Category Geomorphology
Group GSI.IR
Location International Geological Congress,oslo 2008
Author Zupan Hajna, Nadja۱; Mihevc, Andrej۲; Pruner, Petr۳; Bosلk, Pavel۳
Holding Date 10 September 2008

Results of more than 10 years intensive study of palaeomagnetic properties and magnetostratigraphy of karst sediments in Slovenia are summarized. The research covered the most important karst regions, from lowlands to high mountains. It included both well-known and documented sites, and relatively unknown or newly found locations in caves and surface karst sediments. The territory of Slovenia, with its numerous karst regions, long history of karst evolution and relatively good knowledge of the karst sediments represents an ideal testing ground for comprehensive research on individual infilling processes, their stages and periods. The questions concentrated to the time span of karst evolution in Slovenia, age of karst surfaces, speleogenesis and rates of processes. The majority of karst sediment dating has been carried out in south-western Slovenia (in the north-western part of the Dinaric Karst, which is known as the Kras) where Eocene flysch is the last marine deposit preserved in the geologic record. The Oligocene to Quaternary period represented mostly terrestrial phase with prevailing surface denudation and erosion processes. Therefore only karst sediments preserved on karst surface and in subsurface can yield some facts and ideas of karst evolution and its age.
Dating of cave sediments by the application of the palaeomagnetic method is a difficult and sometimes risky task, as the method is comparative in its principles and does not provide numerical ages. Repeated sampling in some profiles have shown that only dense sampling (high-resolution approach with sampling distance of 2–4 cm), can ensure reliable results. Correlation of the magnetostratigraphic results we obtained, and the interpretations tentatively placed upon them has shown that in the majority of cases, application of an additional dating method is needed to either reinforce the palaeomagnetic data or to help to match them with the geomagnetic polarity timescale.
The most important result is the discovery that cave fills have substantially older ages than generally expected earlier (max. about 350 ka). Palaeomagnetic data in combination with other dating methods, especially biostratigraphy, have shifted the possible beginning not only of the speleogenesis but also of the cave filling processes in Slovenia far below the Tertiary/Quaternary boundary. Results suggest that there were probably some distinct phases of massive deposition in caves. The oldest one took place from about 1.8 to more than 5.4 Ma (with two phases at 1.8 - 3.6 and about 4.1 - 5.4 Ma). The data support and better define the estimated ages of the surface and cave sediments that were based on geomorphic evidences, especially from unroofed caves.

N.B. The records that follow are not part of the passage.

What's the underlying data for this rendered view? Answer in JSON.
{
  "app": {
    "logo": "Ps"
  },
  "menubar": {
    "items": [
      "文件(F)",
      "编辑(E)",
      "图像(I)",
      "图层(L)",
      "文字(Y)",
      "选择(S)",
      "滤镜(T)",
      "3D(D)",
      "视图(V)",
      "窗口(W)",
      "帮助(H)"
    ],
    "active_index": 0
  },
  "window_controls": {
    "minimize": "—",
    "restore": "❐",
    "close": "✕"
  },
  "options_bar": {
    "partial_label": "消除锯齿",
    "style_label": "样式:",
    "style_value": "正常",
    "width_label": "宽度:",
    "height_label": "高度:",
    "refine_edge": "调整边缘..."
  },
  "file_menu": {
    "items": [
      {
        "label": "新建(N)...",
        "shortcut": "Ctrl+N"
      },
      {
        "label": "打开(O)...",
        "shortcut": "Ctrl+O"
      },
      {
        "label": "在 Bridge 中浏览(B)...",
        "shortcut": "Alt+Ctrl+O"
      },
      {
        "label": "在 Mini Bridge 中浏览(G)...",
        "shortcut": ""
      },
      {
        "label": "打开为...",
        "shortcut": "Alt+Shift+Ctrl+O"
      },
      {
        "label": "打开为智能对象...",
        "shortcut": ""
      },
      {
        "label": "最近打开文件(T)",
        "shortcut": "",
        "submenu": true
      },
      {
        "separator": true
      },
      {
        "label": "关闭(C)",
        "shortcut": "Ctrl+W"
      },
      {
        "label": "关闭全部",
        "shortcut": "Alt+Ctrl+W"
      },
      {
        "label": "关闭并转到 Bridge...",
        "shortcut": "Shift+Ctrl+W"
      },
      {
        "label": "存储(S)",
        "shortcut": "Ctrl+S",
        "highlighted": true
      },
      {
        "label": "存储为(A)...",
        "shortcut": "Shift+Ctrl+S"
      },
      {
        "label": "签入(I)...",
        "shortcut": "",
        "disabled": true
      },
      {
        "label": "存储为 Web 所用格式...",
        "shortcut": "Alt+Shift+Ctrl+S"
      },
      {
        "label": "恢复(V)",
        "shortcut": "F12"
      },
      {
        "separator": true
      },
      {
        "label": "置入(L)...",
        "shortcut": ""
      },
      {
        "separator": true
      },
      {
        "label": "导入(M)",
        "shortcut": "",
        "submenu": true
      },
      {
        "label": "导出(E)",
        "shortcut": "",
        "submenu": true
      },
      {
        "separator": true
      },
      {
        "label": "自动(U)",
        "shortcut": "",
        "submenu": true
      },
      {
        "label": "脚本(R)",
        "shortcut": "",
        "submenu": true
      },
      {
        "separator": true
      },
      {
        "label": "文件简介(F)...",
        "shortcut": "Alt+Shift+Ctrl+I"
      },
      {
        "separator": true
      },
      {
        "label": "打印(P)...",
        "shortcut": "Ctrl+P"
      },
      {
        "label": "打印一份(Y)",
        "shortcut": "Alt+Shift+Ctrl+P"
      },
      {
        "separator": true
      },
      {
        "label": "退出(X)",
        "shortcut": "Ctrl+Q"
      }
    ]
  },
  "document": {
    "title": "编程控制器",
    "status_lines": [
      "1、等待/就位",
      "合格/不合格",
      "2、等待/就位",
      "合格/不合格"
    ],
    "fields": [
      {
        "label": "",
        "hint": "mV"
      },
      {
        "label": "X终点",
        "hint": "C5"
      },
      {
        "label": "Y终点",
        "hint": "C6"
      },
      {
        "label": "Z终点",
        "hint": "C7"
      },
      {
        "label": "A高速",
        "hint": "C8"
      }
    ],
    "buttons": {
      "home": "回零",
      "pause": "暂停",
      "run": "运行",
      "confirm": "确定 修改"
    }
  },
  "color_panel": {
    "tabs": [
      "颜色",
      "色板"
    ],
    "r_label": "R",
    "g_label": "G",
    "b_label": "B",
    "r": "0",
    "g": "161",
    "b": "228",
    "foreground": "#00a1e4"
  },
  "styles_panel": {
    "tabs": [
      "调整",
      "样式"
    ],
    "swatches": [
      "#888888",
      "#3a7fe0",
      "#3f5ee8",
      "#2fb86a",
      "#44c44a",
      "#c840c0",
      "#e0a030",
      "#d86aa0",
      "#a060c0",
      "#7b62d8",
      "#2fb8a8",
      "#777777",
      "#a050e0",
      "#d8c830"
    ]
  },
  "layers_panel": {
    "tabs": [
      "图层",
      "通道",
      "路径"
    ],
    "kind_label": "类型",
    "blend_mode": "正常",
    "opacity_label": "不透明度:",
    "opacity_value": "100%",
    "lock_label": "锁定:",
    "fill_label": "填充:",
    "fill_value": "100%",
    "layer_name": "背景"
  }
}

The evolution of the caves took part within one karstification period, which began with the regression of Eocene sea and exposing of limestones at the surface within complicated overthrusted structure, which formed principally during Oligocene to early Miocene.